Facebook seems to be experimenting with its own version of Apple’s “FaceID” using its own technology and algorithms.
The technology is intended to lock its Messenger application after use, and was uncovered by Jane Manchun and shared on Twitter.
Facebook has not responded to an inquiry for a comment.
If it’s unclear why Facebook would not use the device’s own biometric tech as WhatsApp does.
The new feature could be an acceptable use case for facial recognition, one that would see less backlash from its vast user base, since the authentication decision does not leave the device. On the other hand, giving biometric enrollment permission to multiple vendors and not relying on a limited set of service providers could be an issue.
Facebook has been under pressure since it announced plans to add end-to-end encryption to both Instagram and Messenger. Adding a facial recognition feature could be an "alternative" security measure.

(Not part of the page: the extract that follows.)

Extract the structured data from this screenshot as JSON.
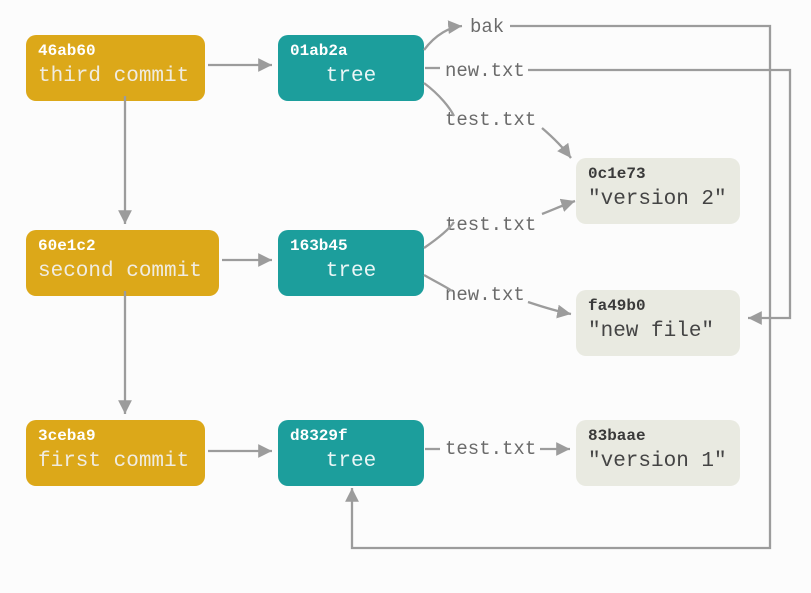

Meanwhile, the company lost its Supreme Court review request last week over its use of facial recognition, and there is an indirect backlash over the claims in the U.S. that a vendor has scraped billions of images from the platform for its own purposes.
Apple's FaceID is based on the hardware deployed, rather than just an algorithm using the camera itself. If Facebook can develop a normal camera alternative to hardware biometrics that works well in real world conditions, that would be a success commercially.